This lesson begins by asking students to make the logical step that negative radians mean rotating clockwise since positive radians mean rotating counterclockwise. Returning to the familiar context of a clock face and the rotation of an hour hand, they use the structure of the unit circle to develop strategies for identifying negative radian measurements (MP7). Next, students create visual displays for the graphs of \(y=\cos(\theta)\) and \(y=\sin(\theta)\) for negative and positive angles, highlighting some important features of the graphs and what those features say about the periodic nature of the functions. In later lessons, they will transform cosine and sine functions to model different situations.
This lesson includes an optional activity that offers students more practice working with the graphs of cosine and sine.
- Interpret graphs of cosine and sine for input values less than 0.
- Interpret (orally and in writing) the meaning of angle measures less than 0 radians on the unit circle.
- Let’s think about the value of cosine and sine for all types of inputs.
Graphing technology is required for the optional activity “Cosine and Sine Together.”

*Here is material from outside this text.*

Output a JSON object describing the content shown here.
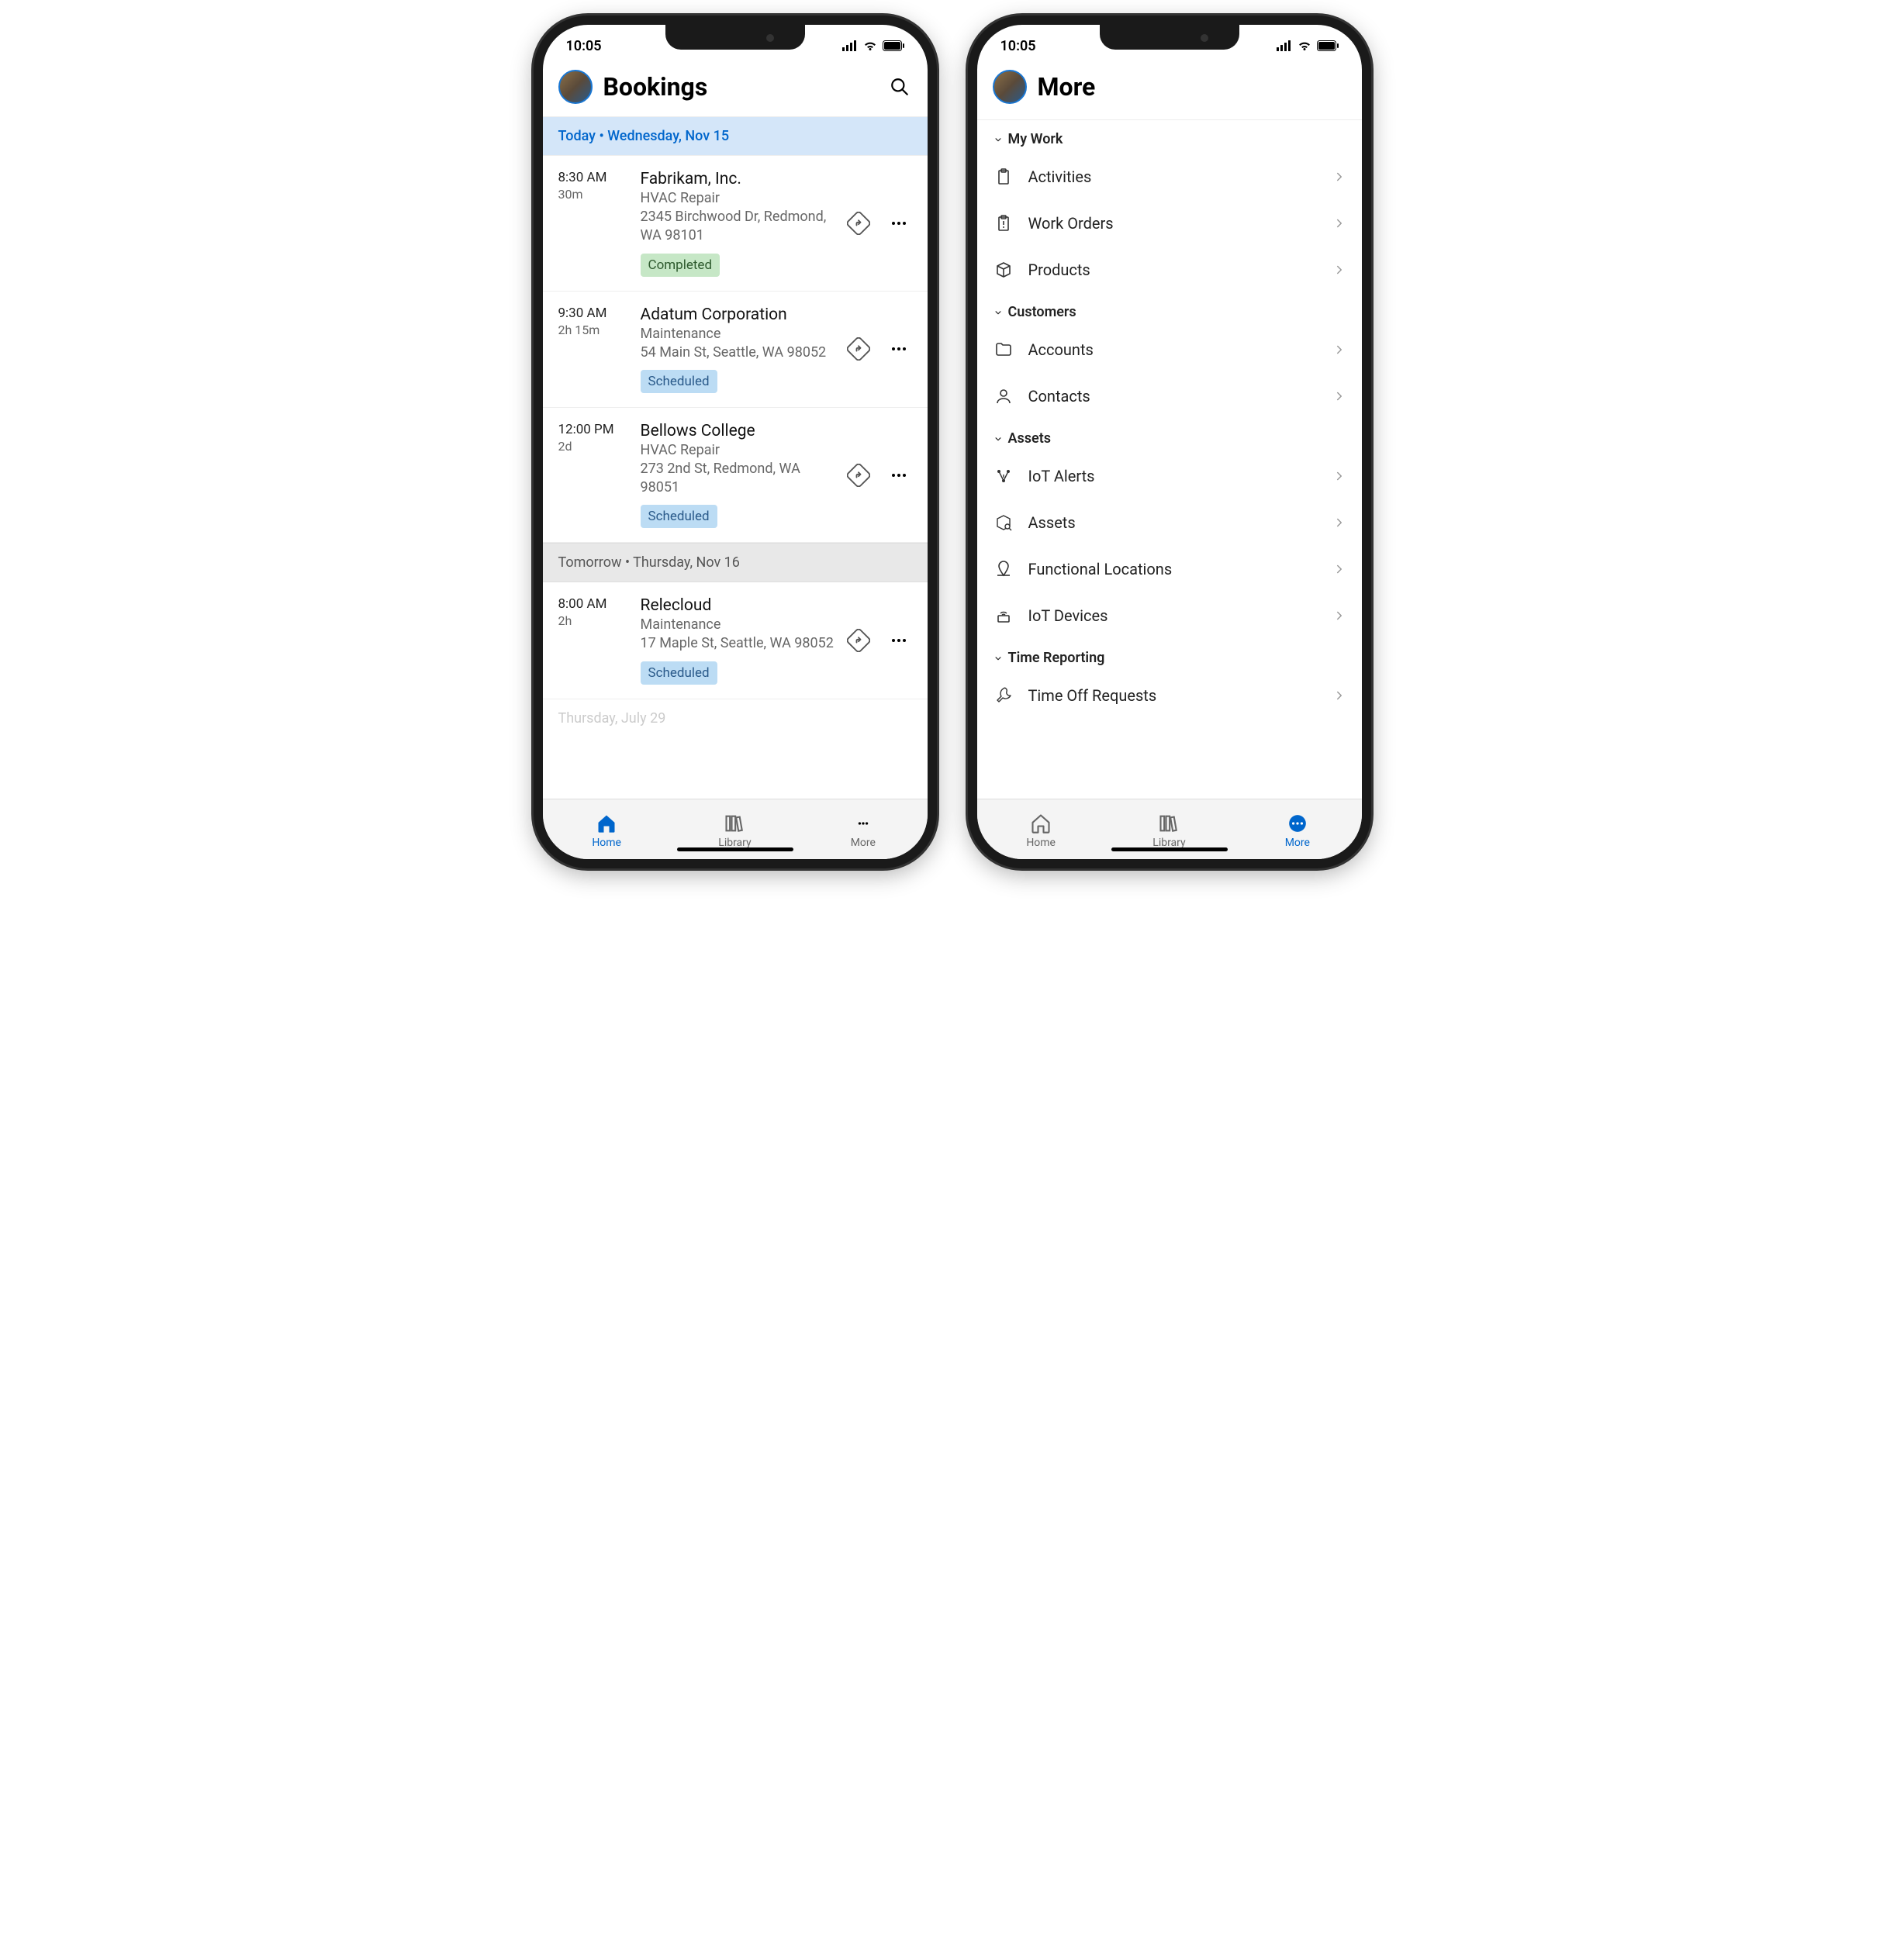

- I understand how to find the values of cosine and sine for inputs less than 0 radians.
A function whose values repeat at regular intervals. If \(f\) is a periodic function then there is a number \(p\), called the period, so that \(f(x + p) = f(x)\) for all inputs \(x\).